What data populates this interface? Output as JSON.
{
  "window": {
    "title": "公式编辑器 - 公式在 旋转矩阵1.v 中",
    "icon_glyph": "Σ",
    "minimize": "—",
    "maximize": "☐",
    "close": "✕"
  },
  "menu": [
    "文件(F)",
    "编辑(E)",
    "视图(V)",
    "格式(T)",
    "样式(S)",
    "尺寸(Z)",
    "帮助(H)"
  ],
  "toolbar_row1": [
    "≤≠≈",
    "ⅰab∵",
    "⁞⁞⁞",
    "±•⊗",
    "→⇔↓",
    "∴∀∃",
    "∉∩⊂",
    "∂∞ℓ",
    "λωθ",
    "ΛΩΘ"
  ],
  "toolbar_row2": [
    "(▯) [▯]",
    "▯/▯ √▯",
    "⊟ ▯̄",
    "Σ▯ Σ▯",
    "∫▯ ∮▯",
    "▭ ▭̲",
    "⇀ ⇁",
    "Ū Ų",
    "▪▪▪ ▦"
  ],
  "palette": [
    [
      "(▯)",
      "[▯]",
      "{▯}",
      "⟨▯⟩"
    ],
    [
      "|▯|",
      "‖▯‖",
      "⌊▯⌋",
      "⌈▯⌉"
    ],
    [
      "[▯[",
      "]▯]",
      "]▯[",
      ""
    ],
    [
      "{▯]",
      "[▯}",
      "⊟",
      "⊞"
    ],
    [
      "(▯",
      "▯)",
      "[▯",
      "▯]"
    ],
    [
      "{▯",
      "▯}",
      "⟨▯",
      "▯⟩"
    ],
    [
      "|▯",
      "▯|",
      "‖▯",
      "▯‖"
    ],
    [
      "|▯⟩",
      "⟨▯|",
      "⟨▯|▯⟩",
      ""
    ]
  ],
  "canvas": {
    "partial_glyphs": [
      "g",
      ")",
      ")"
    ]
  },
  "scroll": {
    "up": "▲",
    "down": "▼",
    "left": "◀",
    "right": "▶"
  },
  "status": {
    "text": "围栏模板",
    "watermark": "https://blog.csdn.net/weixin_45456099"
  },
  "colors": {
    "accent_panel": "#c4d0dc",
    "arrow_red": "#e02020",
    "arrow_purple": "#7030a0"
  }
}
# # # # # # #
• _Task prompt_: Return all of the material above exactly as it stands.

• _Exercise solution_:
What data populates this interface? Output as JSON.
{
  "window": {
    "title": "公式编辑器 - 公式在 旋转矩阵1.v 中",
    "icon_glyph": "Σ",
    "minimize": "—",
    "maximize": "☐",
    "close": "✕"
  },
  "menu": [
    "文件(F)",
    "编辑(E)",
    "视图(V)",
    "格式(T)",
    "样式(S)",
    "尺寸(Z)",
    "帮助(H)"
  ],
  "toolbar_row1": [
    "≤≠≈",
    "ⅰab∵",
    "⁞⁞⁞",
    "±•⊗",
    "→⇔↓",
    "∴∀∃",
    "∉∩⊂",
    "∂∞ℓ",
    "λωθ",
    "ΛΩΘ"
  ],
  "toolbar_row2": [
    "(▯) [▯]",
    "▯/▯ √▯",
    "⊟ ▯̄",
    "Σ▯ Σ▯",
    "∫▯ ∮▯",
    "▭ ▭̲",
    "⇀ ⇁",
    "Ū Ų",
    "▪▪▪ ▦"
  ],
  "palette": [
    [
      "(▯)",
      "[▯]",
      "{▯}",
      "⟨▯⟩"
    ],
    [
      "|▯|",
      "‖▯‖",
      "⌊▯⌋",
      "⌈▯⌉"
    ],
    [
      "[▯[",
      "]▯]",
      "]▯[",
      ""
    ],
    [
      "{▯]",
      "[▯}",
      "⊟",
      "⊞"
    ],
    [
      "(▯",
      "▯)",
      "[▯",
      "▯]"
    ],
    [
      "{▯",
      "▯}",
      "⟨▯",
      "▯⟩"
    ],
    [
      "|▯",
      "▯|",
      "‖▯",
      "▯‖"
    ],
    [
      "|▯⟩",
      "⟨▯|",
      "⟨▯|▯⟩",
      ""
    ]
  ],
  "canvas": {
    "partial_glyphs": [
      "g",
      ")",
      ")"
    ]
  },
  "scroll": {
    "up": "▲",
    "down": "▼",
    "left": "◀",
    "right": "▶"
  },
  "status": {
    "text": "围栏模板",
    "watermark": "https://blog.csdn.net/weixin_45456099"
  },
  "colors": {
    "accent_panel": "#c4d0dc",
    "arrow_red": "#e02020",
    "arrow_purple": "#7030a0"
  }
}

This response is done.